Home>Highlight>Rodger seeks shot to challenge Bramnick, Munoz

Kyla Rodger

Rodger seeks shot to challenge Bramnick, Munoz

26-year-old channels AOC in outsider bid for Assembly

By David Wildstein, February 07 2019 12:54 pm

Kyla Rodger, a 26-year-old self-proclaimed progressive from Westfield, is seeking the Democratic nomination for State Assembly in the 21st district.

So far, Rodger is taking a page out of the playbook of Alexandra Ocasio-Cortez in New York.  She’s outlined a progressive platform that includes social and environmental justice through implementation of Green New Deal policies at the state level.

Her campaign is being managed by Matt Skeete, the vice president of Our Revolution Essex County,

“Like many, I woke up on the morning of November 9th, 2016 disheartened. I had always believed that despite our political differences, our government would take care of us, that our government cared about our safety and well-being,” Rodger said in her announcement.  “As I sat and pondered that morning, I came to the realization that our government, and any government, only works for its people if its people are accurately represented within it.”

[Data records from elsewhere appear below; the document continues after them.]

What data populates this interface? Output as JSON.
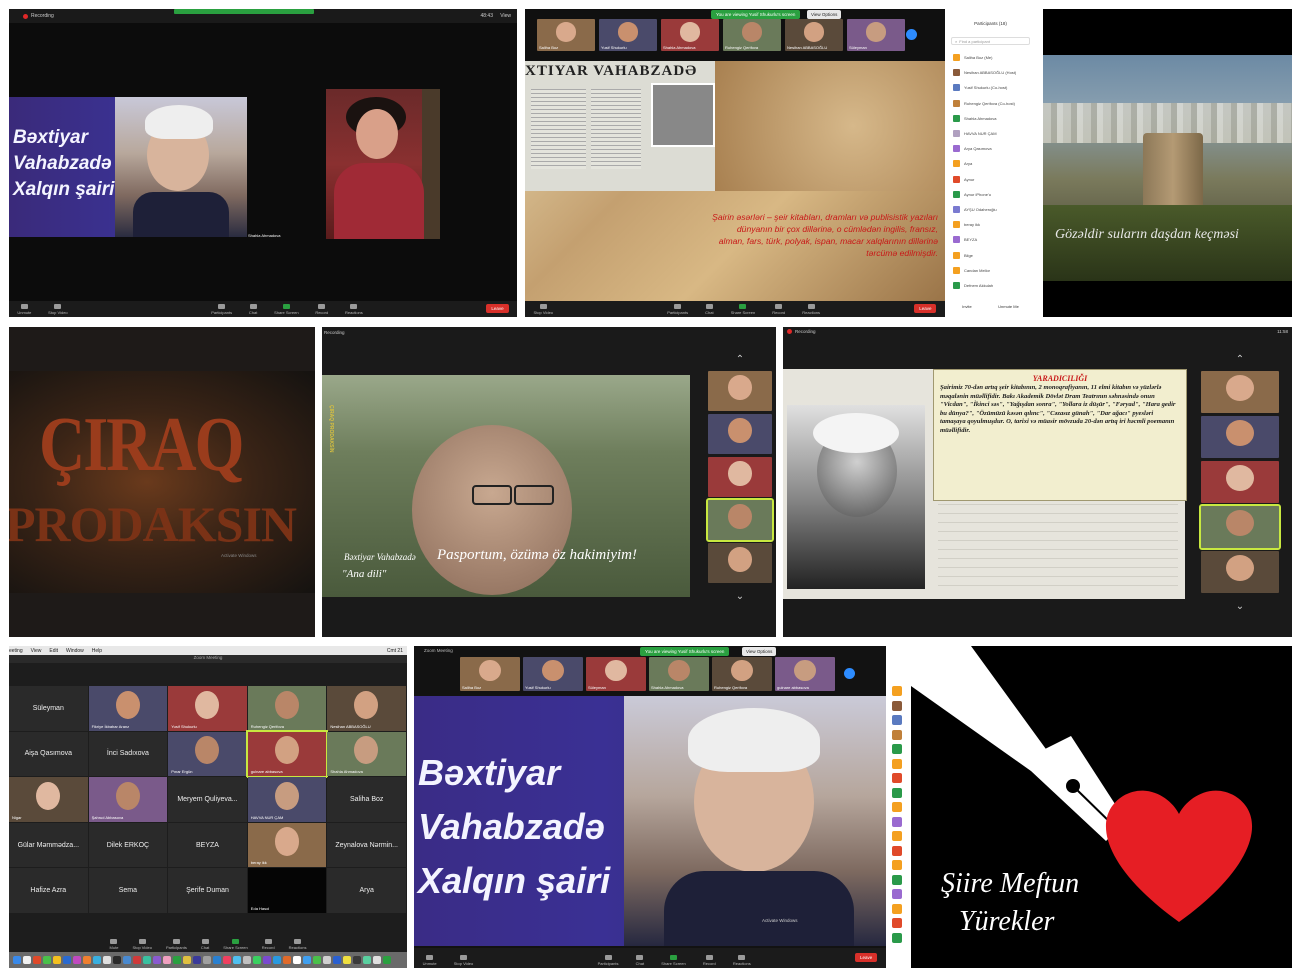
{
  "p1": {
    "recording": "Recording",
    "top_time": "48:43",
    "top_view": "View",
    "title_lines": [
      "Bəxtiyar",
      "Vahabzadə",
      "Xalqın şairi"
    ],
    "speaker": "Shahla Ahmadova",
    "toolbar": [
      "Unmute",
      "Stop Video",
      "Participants",
      "Chat",
      "Share Screen",
      "Record",
      "Reactions"
    ],
    "leave": "Leave"
  },
  "p2": {
    "viewing": "You are viewing Yusif Shukurlu's screen",
    "view_options": "View Options",
    "thumbs": [
      "Saliha Boz",
      "Yusif Shukurlu",
      "Shahla Ahmadova",
      "Ruhengiz Qerifova",
      "Nesihan ABBASOĞLU",
      "Süleyman"
    ],
    "poster": "XTIYAR VAHABZADƏ",
    "caption": "Şairin əsərləri – şeir kitabları, dramları və publisistik yazıları dünyanın bir çox dillərinə, o cümlədən ingilis, fransız, alman, fars, türk, polyak, ispan, macar xalqlarının dillərinə tərcümə edilmişdir.",
    "participants_title": "Participants (18)",
    "find": "Find a participant",
    "participants": [
      "Saliha Boz (Me)",
      "Nesihan ABBASOĞLU (Host)",
      "Yusif Shukurlu (Co-host)",
      "Ruhengiz Qerifova (Co-host)",
      "Shahla Ahmadova",
      "HAVVA NUR ÇAM",
      "Arya Qasımova",
      "Arya",
      "Aynur",
      "Aynur iPhone'u",
      "AYŞU Odaheroğlu",
      "beray ikk",
      "BEYZA",
      "Bilge",
      "Candan Mellor",
      "Defnem Akkulah"
    ],
    "invite": "Invite",
    "unmute": "Unmute Me",
    "toolbar": [
      "Stop Video",
      "Participants",
      "Chat",
      "Share Screen",
      "Record",
      "Reactions"
    ],
    "leave": "Leave"
  },
  "p3": {
    "subtitle": "Gözəldir suların daşdan keçməsi"
  },
  "p4": {
    "title_line1": "ÇIRAQ",
    "title_line2": "PRODAKSIN",
    "watermark": "Activate Windows"
  },
  "p5": {
    "recording": "Recording",
    "side_text": "ÇIRAQ PRODAKSİN",
    "name": "Bəxtiyar Vahabzadə",
    "quote": "Pasportum, özümə öz hakimiyim!",
    "work": "\"Ana dili\""
  },
  "p6": {
    "recording": "Recording",
    "time": "11:58",
    "heading": "YARADICILIĞI",
    "body": "Şairimiz 70-dən artıq şeir kitabının, 2 monoqrafiyanın, 11 elmi kitabın və yüzlərlə məqalənin müəllifidir. Bakı Akademik Dövlət Dram Teatrının səhnəsində onun \"Vicdan\", \"İkinci səs\", \"Yağışdan sonra\", \"Yollara iz düşür\", \"Fəryad\", \"Hara gedir bu dünya?\", \"Özümüzü kəsən qılınc\", \"Cəzasız günah\", \"Dar ağacı\" pyesləri tamaşaya qoyulmuşdur. O, tarixi və müasir mövzuda 20-dən artıq iri həcmli poemanın müəllifidir."
  },
  "p7": {
    "menu": [
      "eeting",
      "View",
      "Edit",
      "Window",
      "Help"
    ],
    "clock": "Cmt 21",
    "window_title": "Zoom Meeting",
    "cells": [
      [
        "Süleyman",
        "Fikriye İkbahar Aranz",
        "Yusif Shukurlu",
        "Ruhengiz Qerifova",
        "Nesihan ABBASOĞLU"
      ],
      [
        "Aişa Qasımova",
        "İnci Sadıxova",
        "Pınar Ergün",
        "gulnare abbasova",
        "Shahla Ahmadova"
      ],
      [
        "Nigar",
        "Şahrud Abbasova",
        "Meryem Quliyeva...",
        "HAVVA NUR ÇAM",
        "Saliha Boz"
      ],
      [
        "Gülar Məmmədza...",
        "Dilek ERKOÇ",
        "BEYZA",
        "beray ikk",
        "Zeynalova Nərmin..."
      ],
      [
        "Hafize Azra",
        "Sema",
        "Şerife Duman",
        "Eda Hasol",
        "Arya"
      ]
    ],
    "toolbar": [
      "Mute",
      "Stop Video",
      "Participants",
      "Chat",
      "Share Screen",
      "Record",
      "Reactions"
    ]
  },
  "p8": {
    "window_title": "Zoom Meeting",
    "viewing": "You are viewing Yusif Shukurlu's screen",
    "view_options": "View Options",
    "thumbs": [
      "Saliha Boz",
      "Yusif Shukurlu",
      "Süleyman",
      "Shahla Ahmadova",
      "Ruhengiz Qerifova",
      "gulnare abbasova"
    ],
    "recording": "Recording",
    "title_lines": [
      "Bəxtiyar",
      "Vahabzadə",
      "Xalqın şairi"
    ],
    "watermark": "Activate Windows",
    "toolbar": [
      "Unmute",
      "Stop Video",
      "Participants",
      "Chat",
      "Share Screen",
      "Record",
      "Reactions"
    ],
    "leave": "Leave"
  },
  "p9": {
    "line1": "Şiire Meftun",
    "line2": "Yürekler"
  }
}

Rodger has found it tough to break through the political party structure.  She wasn’t included in an Assembly candidate forum in Springfield last month, and she is not on the last of potential candidates who will attend the upcoming meet-and-greet sponsored by the Summit Democratic organization.

Eight Democrats are vying for the seats of longtime incumbents Jon Bramnick (R-Westfield) and Nancy Munoz (R-Summit), although that field is likely to narrow significantly after the Union, Somerset and Morris county Democratic organizations make their endorsements in advance of the June primary.

Rodger says that she has found progressives without representation in her district, which last elected a Democrat in 1989.

“There was no one to represent my progressive ideals and the issues my generation faces,” said Rodger.  “Corrupt government officials did not care about my generation struggling under student loan debt. They refused to contemplate a livable minimum wage for the working class. They didn’t understand the struggle that was paying for or even losing healthcare.”

Spread the news:


Leave a Reply

Your email address will not be published. Required fields are marked *